Soy Proteins May Help Fight Liver Disease
Scientists from the University of Illinois found that soy protein, derived from non-animal sources such as tofu and natural yogurt, significantly slashes the amount of fat and triglycerides (a type of fat found in the bloodstream and tissue) in the liver.
High levels of both of these can trigger liver disease as they force the organ to store fat instead of metabolizing it, meaning the liver cannot do its job properly.
Hong Chen, the study’s lead author, explains, "When fat accumulates in an organ that's not supposed to store fat, like the liver, that organ's vital function can be dangerously compromised.”
The study came to its conclusion after testing on lean and obese lab rats, who were either given a diet of casein-based (milk) proteins or soy proteins for 17 weeks.
Although the soy proteins had no effect on the normal-sized rats, in their obese counterparts, the soy diet showed a 20% decrease in triglycerides and overall fat accumulation in the liver.

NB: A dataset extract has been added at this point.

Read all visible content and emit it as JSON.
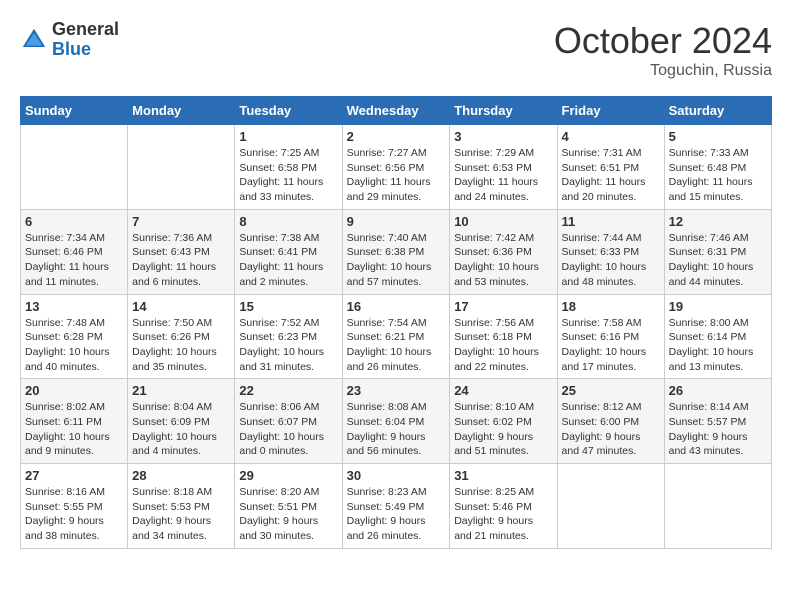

The study’s findings benefit obese people most significantly as soy proteins restore a crucial player in fat metabolism. "In many obese persons, there's a sort of metabolic traffic problem, and when more fat can make its way out of the liver, there is less pressure on that organ," adds Chen.
From the April 24, 2012, Prepared Foods’ Daily News